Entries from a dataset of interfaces
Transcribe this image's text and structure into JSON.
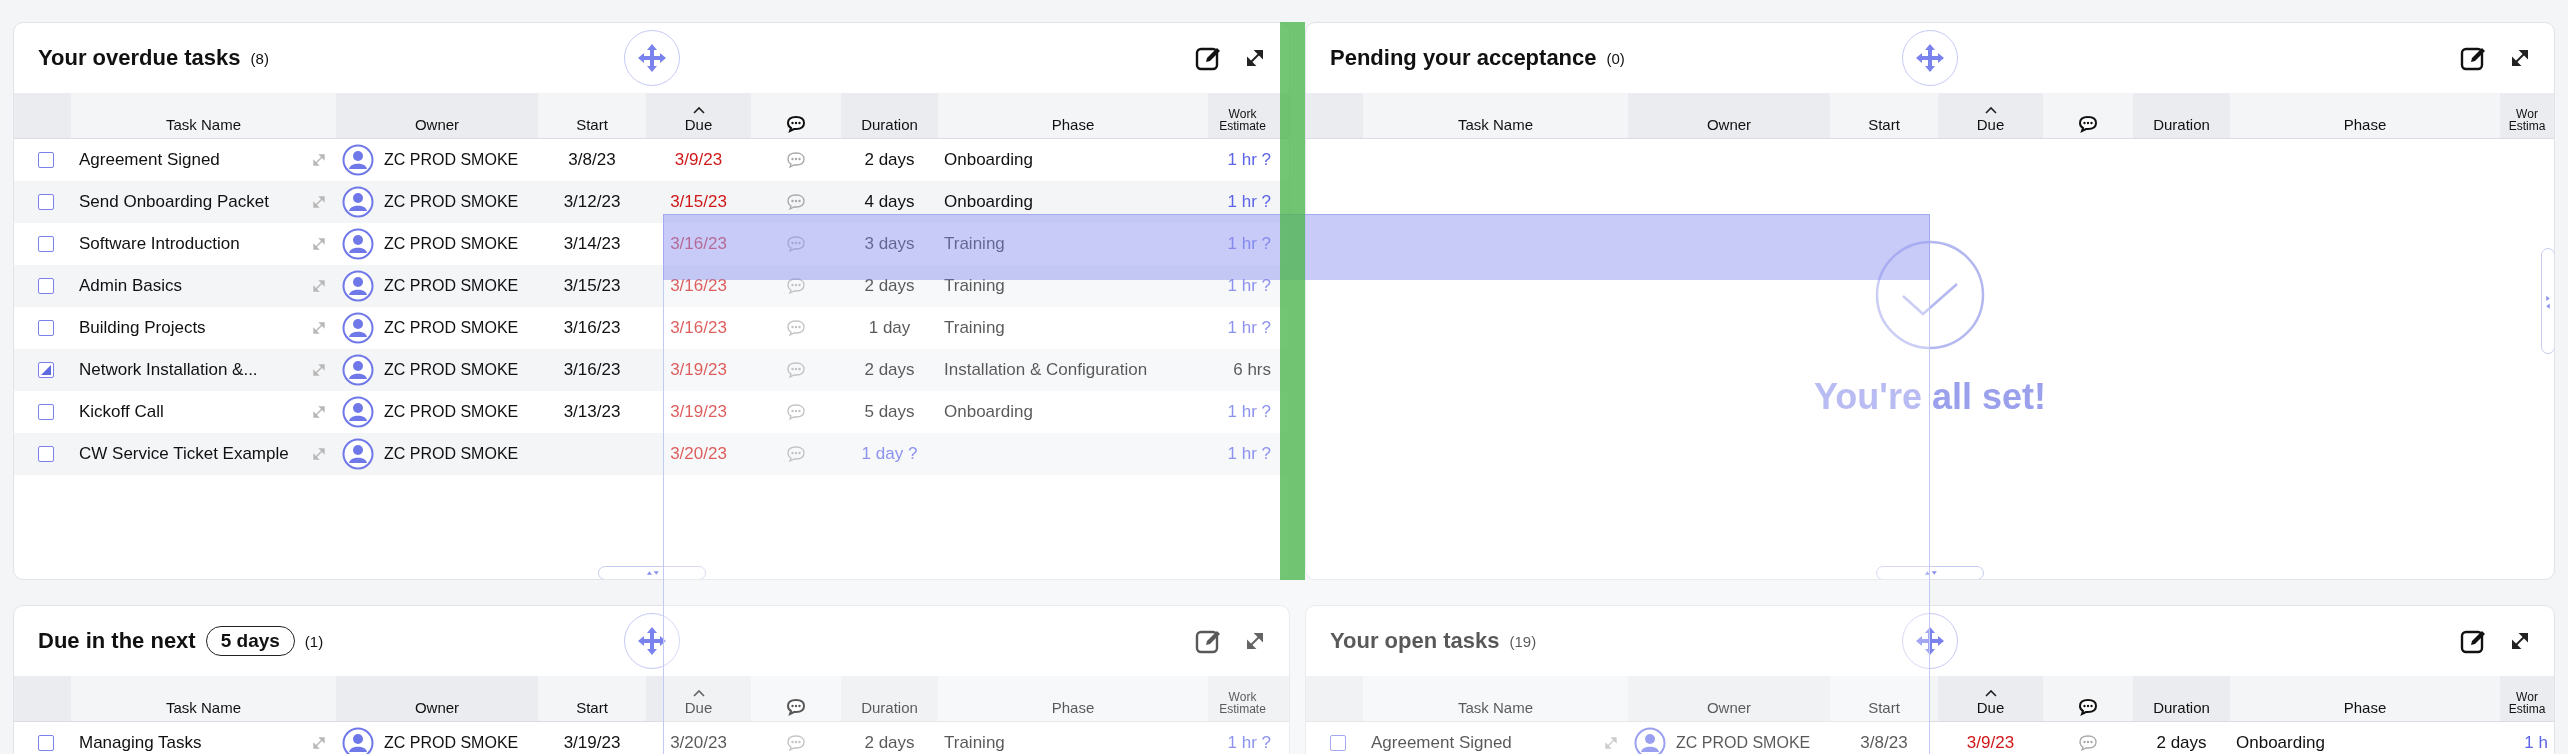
{
  "drag": {
    "active": true
  },
  "panels": [
    {
      "title": "Your overdue tasks",
      "count": "(8)",
      "columns": [
        {
          "kind": "text",
          "label": "Task Name",
          "sorted": false
        },
        {
          "kind": "text",
          "label": "Owner",
          "sorted": false
        },
        {
          "kind": "text",
          "label": "Start",
          "sorted": false
        },
        {
          "kind": "text",
          "label": "Due",
          "sorted": true
        },
        {
          "kind": "comments",
          "sorted": false
        },
        {
          "kind": "text",
          "label": "Duration",
          "sorted": false
        },
        {
          "kind": "text",
          "label": "Phase",
          "sorted": false
        },
        {
          "kind": "text",
          "label": "Work Estimate",
          "sorted": false
        }
      ],
      "rows": [
        {
          "checked": false,
          "task": "Agreement Signed",
          "owner": "ZC PROD SMOKE",
          "start": "3/8/23",
          "due": "3/9/23",
          "overdue": true,
          "duration": "2 days",
          "duration_tentative": false,
          "phase": "Onboarding",
          "estimate": "1 hr ?",
          "estimate_tentative": true
        },
        {
          "checked": false,
          "task": "Send Onboarding Packet",
          "owner": "ZC PROD SMOKE",
          "start": "3/12/23",
          "due": "3/15/23",
          "overdue": true,
          "duration": "4 days",
          "duration_tentative": false,
          "phase": "Onboarding",
          "estimate": "1 hr ?",
          "estimate_tentative": true
        },
        {
          "checked": false,
          "task": "Software Introduction",
          "owner": "ZC PROD SMOKE",
          "start": "3/14/23",
          "due": "3/16/23",
          "overdue": true,
          "duration": "3 days",
          "duration_tentative": false,
          "phase": "Training",
          "estimate": "1 hr ?",
          "estimate_tentative": true
        },
        {
          "checked": false,
          "task": "Admin Basics",
          "owner": "ZC PROD SMOKE",
          "start": "3/15/23",
          "due": "3/16/23",
          "overdue": true,
          "duration": "2 days",
          "duration_tentative": false,
          "phase": "Training",
          "estimate": "1 hr ?",
          "estimate_tentative": true
        },
        {
          "checked": false,
          "task": "Building Projects",
          "owner": "ZC PROD SMOKE",
          "start": "3/16/23",
          "due": "3/16/23",
          "overdue": true,
          "duration": "1 day",
          "duration_tentative": false,
          "phase": "Training",
          "estimate": "1 hr ?",
          "estimate_tentative": true
        },
        {
          "checked": true,
          "task": "Network Installation &...",
          "owner": "ZC PROD SMOKE",
          "start": "3/16/23",
          "due": "3/19/23",
          "overdue": true,
          "duration": "2 days",
          "duration_tentative": false,
          "phase": "Installation & Configuration",
          "estimate": "6 hrs",
          "estimate_tentative": false
        },
        {
          "checked": false,
          "task": "Kickoff Call",
          "owner": "ZC PROD SMOKE",
          "start": "3/13/23",
          "due": "3/19/23",
          "overdue": true,
          "duration": "5 days",
          "duration_tentative": false,
          "phase": "Onboarding",
          "estimate": "1 hr ?",
          "estimate_tentative": true
        },
        {
          "checked": false,
          "task": "CW Service Ticket Example",
          "owner": "ZC PROD SMOKE",
          "due": "3/20/23",
          "overdue": true,
          "duration": "1 day ?",
          "duration_tentative": true,
          "estimate": "1 hr ?",
          "estimate_tentative": true
        }
      ]
    },
    {
      "title": "Pending your acceptance",
      "count": "(0)",
      "empty_message": "You're all set!",
      "columns": [
        {
          "kind": "text",
          "label": "Task Name",
          "sorted": false
        },
        {
          "kind": "text",
          "label": "Owner",
          "sorted": false
        },
        {
          "kind": "text",
          "label": "Start",
          "sorted": false
        },
        {
          "kind": "text",
          "label": "Due",
          "sorted": true
        },
        {
          "kind": "comments",
          "sorted": false
        },
        {
          "kind": "text",
          "label": "Duration",
          "sorted": false
        },
        {
          "kind": "text",
          "label": "Phase",
          "sorted": false
        },
        {
          "kind": "text",
          "label": "Wor Estima",
          "sorted": false
        }
      ]
    },
    {
      "title": "Due in the next",
      "range": "5 days",
      "count": "(1)",
      "columns": [
        {
          "kind": "text",
          "label": "Task Name",
          "sorted": false
        },
        {
          "kind": "text",
          "label": "Owner",
          "sorted": false
        },
        {
          "kind": "text",
          "label": "Start",
          "sorted": false
        },
        {
          "kind": "text",
          "label": "Due",
          "sorted": true
        },
        {
          "kind": "comments",
          "sorted": false
        },
        {
          "kind": "text",
          "label": "Duration",
          "sorted": false
        },
        {
          "kind": "text",
          "label": "Phase",
          "sorted": false
        },
        {
          "kind": "text",
          "label": "Work Estimate",
          "sorted": false
        }
      ],
      "rows": [
        {
          "checked": false,
          "task": "Managing Tasks",
          "owner": "ZC PROD SMOKE",
          "start": "3/19/23",
          "due": "3/20/23",
          "overdue": false,
          "duration": "2 days",
          "duration_tentative": false,
          "phase": "Training",
          "estimate": "1 hr ?",
          "estimate_tentative": true
        }
      ]
    },
    {
      "title": "Your open tasks",
      "count": "(19)",
      "columns": [
        {
          "kind": "text",
          "label": "Task Name",
          "sorted": false
        },
        {
          "kind": "text",
          "label": "Owner",
          "sorted": false
        },
        {
          "kind": "text",
          "label": "Start",
          "sorted": false
        },
        {
          "kind": "text",
          "label": "Due",
          "sorted": true
        },
        {
          "kind": "comments",
          "sorted": false
        },
        {
          "kind": "text",
          "label": "Duration",
          "sorted": false
        },
        {
          "kind": "text",
          "label": "Phase",
          "sorted": false
        },
        {
          "kind": "text",
          "label": "Wor Estima",
          "sorted": false
        }
      ],
      "rows": [
        {
          "checked": false,
          "task": "Agreement Signed",
          "owner": "ZC PROD SMOKE",
          "start": "3/8/23",
          "due": "3/9/23",
          "overdue": true,
          "duration": "2 days",
          "duration_tentative": false,
          "phase": "Onboarding",
          "estimate": "1 h",
          "estimate_tentative": true
        }
      ]
    }
  ]
}
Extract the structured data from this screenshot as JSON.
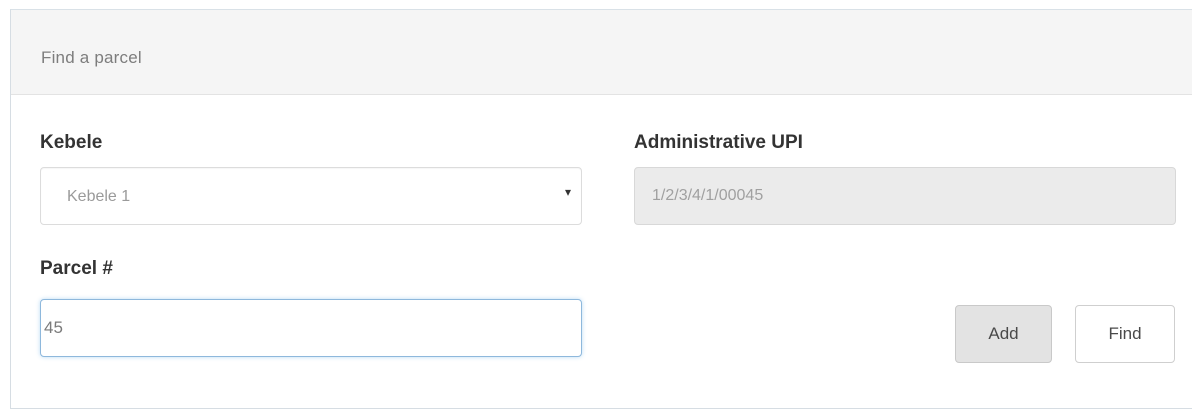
{
  "panel": {
    "title": "Find a parcel"
  },
  "kebele": {
    "label": "Kebele",
    "selected": "Kebele 1",
    "caret": "▾"
  },
  "administrative_upi": {
    "label": "Administrative UPI",
    "value": "1/2/3/4/1/00045"
  },
  "parcel": {
    "label": "Parcel #",
    "value": "45"
  },
  "buttons": {
    "add": "Add",
    "find": "Find"
  }
}
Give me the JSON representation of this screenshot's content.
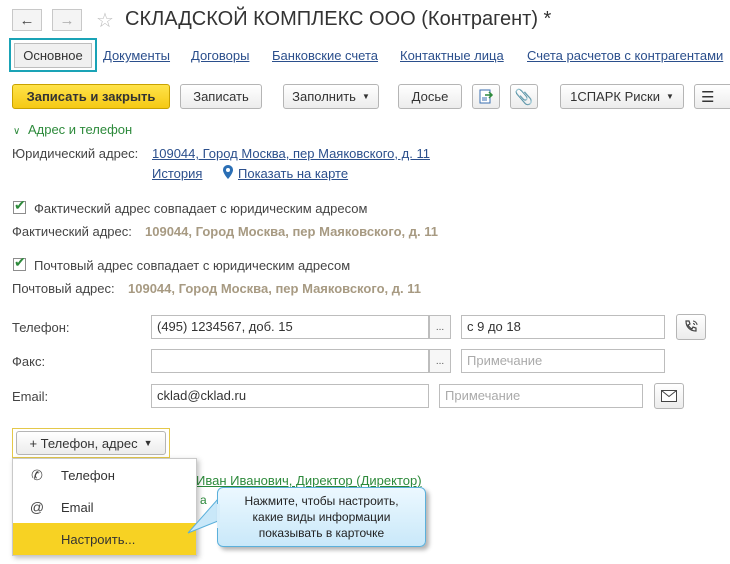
{
  "window": {
    "title": "СКЛАДСКОЙ КОМПЛЕКС ООО (Контрагент) *"
  },
  "tabs": [
    {
      "label": "Основное"
    },
    {
      "label": "Документы"
    },
    {
      "label": "Договоры"
    },
    {
      "label": "Банковские счета"
    },
    {
      "label": "Контактные лица"
    },
    {
      "label": "Счета расчетов с контрагентами"
    }
  ],
  "toolbar": {
    "save_close": "Записать и закрыть",
    "save": "Записать",
    "fill": "Заполнить",
    "dossier": "Досье",
    "spark": "1СПАРК Риски"
  },
  "group": {
    "title": "Адрес и телефон"
  },
  "legal_address": {
    "label": "Юридический адрес:",
    "value": "109044, Город Москва, пер Маяковского, д. 11",
    "history": "История",
    "show_map": "Показать на карте"
  },
  "actual_address": {
    "checkbox_label": "Фактический адрес совпадает с юридическим адресом",
    "checked": true,
    "label": "Фактический адрес:",
    "value": "109044, Город Москва, пер Маяковского, д. 11"
  },
  "postal_address": {
    "checkbox_label": "Почтовый адрес совпадает с юридическим адресом",
    "checked": true,
    "label": "Почтовый адрес:",
    "value": "109044, Город Москва, пер Маяковского, д. 11"
  },
  "phone": {
    "label": "Телефон:",
    "value": "(495) 1234567, доб. 15",
    "note": "с 9 до 18"
  },
  "fax": {
    "label": "Факс:",
    "value": "",
    "note_placeholder": "Примечание"
  },
  "email": {
    "label": "Email:",
    "value": "cklad@cklad.ru",
    "note_placeholder": "Примечание"
  },
  "add_button": {
    "label": "+ Телефон, адрес"
  },
  "menu": {
    "items": [
      {
        "icon": "phone-icon",
        "label": "Телефон"
      },
      {
        "icon": "at-icon",
        "label": "Email"
      },
      {
        "icon": "",
        "label": "Настроить..."
      }
    ],
    "highlight_color": "#f7d223"
  },
  "contact_partial": "Иван Иванович, Директор (Директор)",
  "tooltip": {
    "text": "Нажмите, чтобы настроить, какие виды информации показывать в карточке"
  },
  "colors": {
    "accent": "#f5c914",
    "link": "#2b4f8c",
    "group_green": "#2d8a3b",
    "tab_highlight": "#1aa3b6"
  }
}
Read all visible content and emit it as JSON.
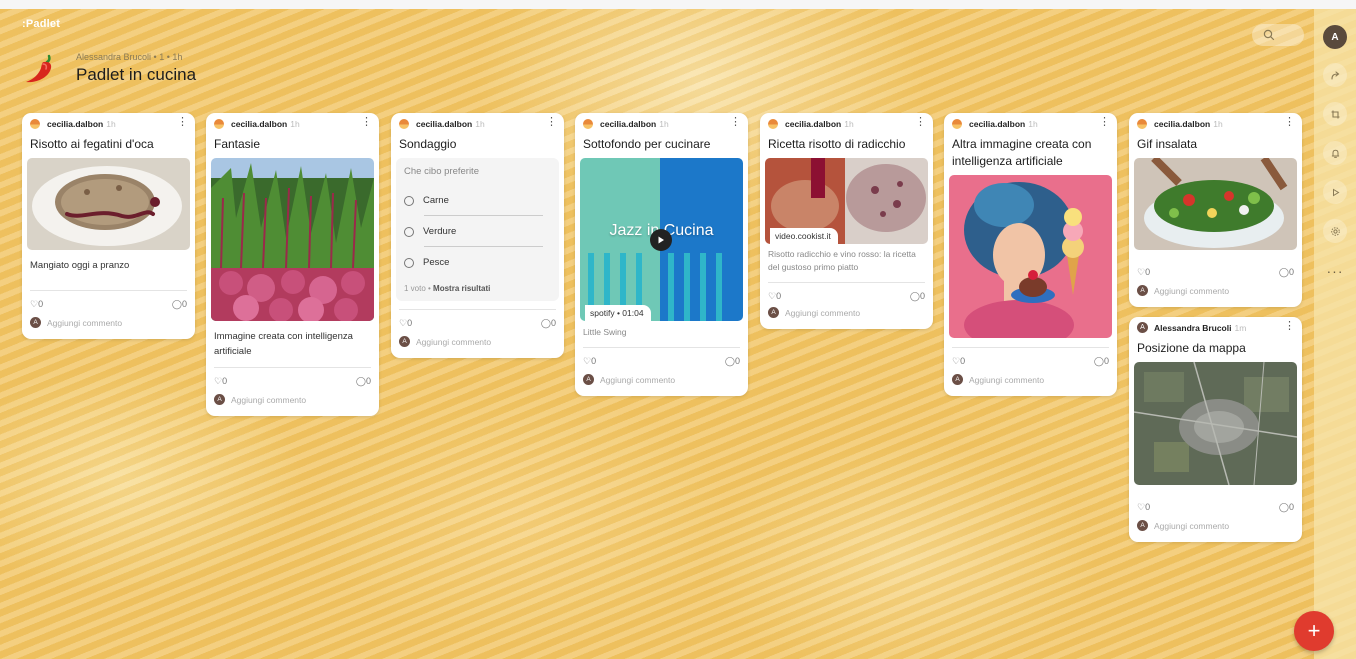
{
  "app": {
    "logo": ":Padlet"
  },
  "wall": {
    "meta": "Alessandra Brucoli • 1 • 1h",
    "title": "Padlet in cucina"
  },
  "rail": {
    "avatar_letter": "A",
    "more": "···"
  },
  "fab": {
    "label": "+"
  },
  "colors": {
    "accent": "#e03b2e",
    "card": "#ffffff",
    "background": "#f1c564"
  },
  "cards": [
    {
      "author": "cecilia.dalbon",
      "time": "1h",
      "title": "Risotto ai fegatini d'oca",
      "text": "Mangiato oggi a pranzo",
      "likes": "0",
      "comments": "0",
      "add_comment": "Aggiungi commento"
    },
    {
      "author": "cecilia.dalbon",
      "time": "1h",
      "title": "Fantasie",
      "text": "Immagine creata con intelligenza artificiale",
      "likes": "0",
      "comments": "0",
      "add_comment": "Aggiungi commento"
    },
    {
      "author": "cecilia.dalbon",
      "time": "1h",
      "title": "Sondaggio",
      "poll": {
        "question": "Che cibo preferite",
        "options": [
          "Carne",
          "Verdure",
          "Pesce"
        ],
        "votes": "1 voto",
        "show_results": "Mostra risultati"
      },
      "likes": "0",
      "comments": "0",
      "add_comment": "Aggiungi commento"
    },
    {
      "author": "cecilia.dalbon",
      "time": "1h",
      "title": "Sottofondo per cucinare",
      "media_text": "Jazz in Cucina",
      "source": "spotify",
      "duration": "01:04",
      "caption": "Little Swing",
      "likes": "0",
      "comments": "0",
      "add_comment": "Aggiungi commento"
    },
    {
      "author": "cecilia.dalbon",
      "time": "1h",
      "title": "Ricetta risotto di radicchio",
      "source": "video.cookist.it",
      "text": "Risotto radicchio e vino rosso: la ricetta del gustoso primo piatto",
      "likes": "0",
      "comments": "0",
      "add_comment": "Aggiungi commento"
    },
    {
      "author": "cecilia.dalbon",
      "time": "1h",
      "title": "Altra immagine creata con intelligenza artificiale",
      "likes": "0",
      "comments": "0",
      "add_comment": "Aggiungi commento"
    },
    {
      "author": "cecilia.dalbon",
      "time": "1h",
      "title": "Gif insalata",
      "likes": "0",
      "comments": "0",
      "add_comment": "Aggiungi commento"
    },
    {
      "author": "Alessandra Brucoli",
      "time": "1m",
      "author_initial": "A",
      "title": "Posizione da mappa",
      "likes": "0",
      "comments": "0",
      "add_comment": "Aggiungi commento"
    }
  ],
  "comment_avatar": "A"
}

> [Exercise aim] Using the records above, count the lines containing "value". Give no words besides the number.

> [Problem solution] 8